• _WORK REQUIRED_: Only an exact copy of the entries, stripped of pictures, will serve as the answer.
##### RECORDS PROVIDED
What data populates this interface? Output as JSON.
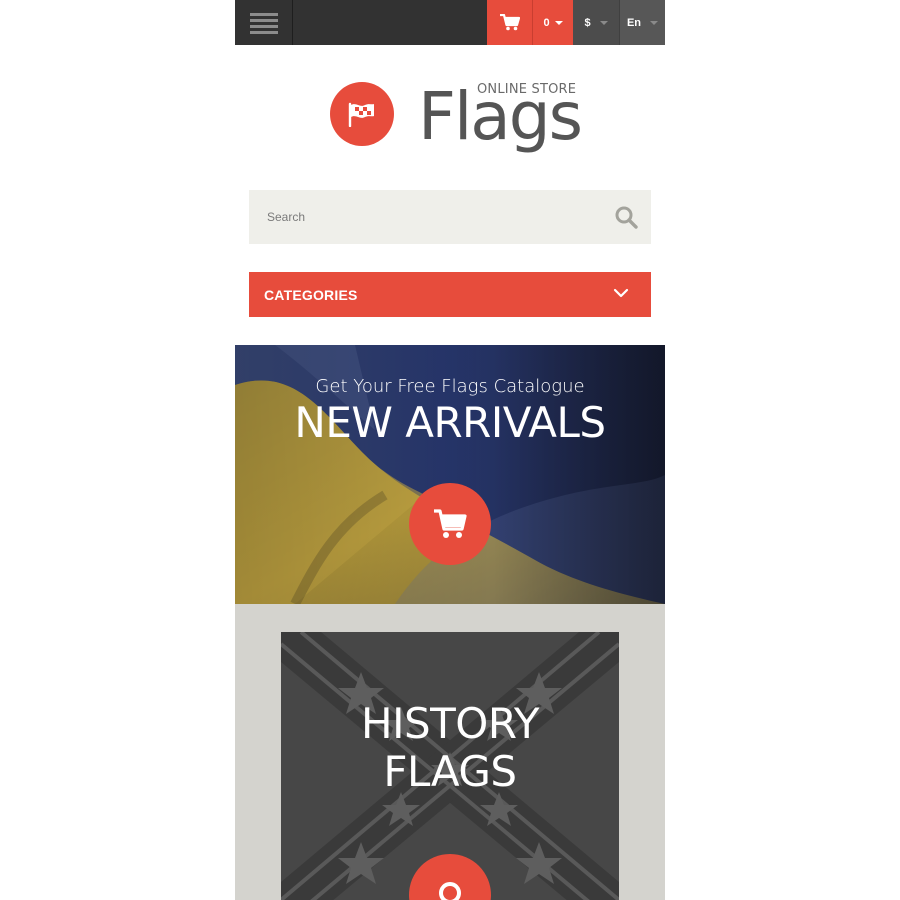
{
  "topbar": {
    "menu_icon": "hamburger-icon",
    "cart_icon": "cart-icon",
    "cart_count": "0",
    "currency": "$",
    "language": "En"
  },
  "logo": {
    "subtitle": "ONLINE STORE",
    "name": "Flags",
    "icon": "flag-icon"
  },
  "search": {
    "placeholder": "Search",
    "icon": "search-icon"
  },
  "categories": {
    "label": "CATEGORIES",
    "icon": "chevron-down-icon"
  },
  "banners": [
    {
      "subtitle": "Get Your Free Flags Catalogue",
      "title": "NEW ARRIVALS",
      "icon": "cart-icon"
    },
    {
      "title_line1": "HISTORY",
      "title_line2": "FLAGS",
      "icon": "location-pin-icon"
    }
  ],
  "colors": {
    "accent": "#e74c3c",
    "topbar": "#323232",
    "search_bg": "#efefea",
    "logo_text": "#555555"
  }
}
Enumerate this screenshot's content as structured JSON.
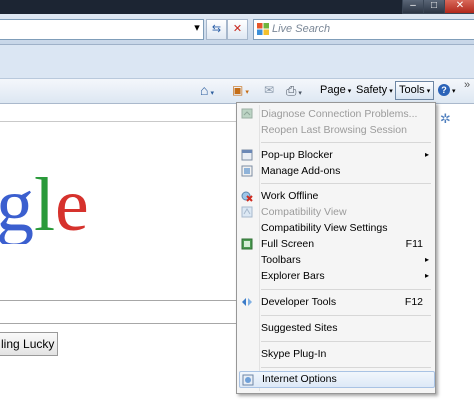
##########
• _OUTPUT_:
What data populates this interface? Output as JSON.
{
  "topbar": {
    "menu_icon": "hamburger-icon",
    "cart_icon": "cart-icon",
    "cart_count": "0",
    "currency": "$",
    "language": "En"
  },
  "logo": {
    "subtitle": "ONLINE STORE",
    "name": "Flags",
    "icon": "flag-icon"
  },
  "search": {
    "placeholder": "Search",
    "icon": "search-icon"
  },
  "categories": {
    "label": "CATEGORIES",
    "icon": "chevron-down-icon"
  },
  "banners": [
    {
      "subtitle": "Get Your Free Flags Catalogue",
      "title": "NEW ARRIVALS",
      "icon": "cart-icon"
    },
    {
      "title_line1": "HISTORY",
      "title_line2": "FLAGS",
      "icon": "location-pin-icon"
    }
  ],
  "colors": {
    "accent": "#e74c3c",
    "topbar": "#323232",
    "search_bg": "#efefea",
    "logo_text": "#555555"
  }
}
Enumerate this screenshot's content as structured JSON.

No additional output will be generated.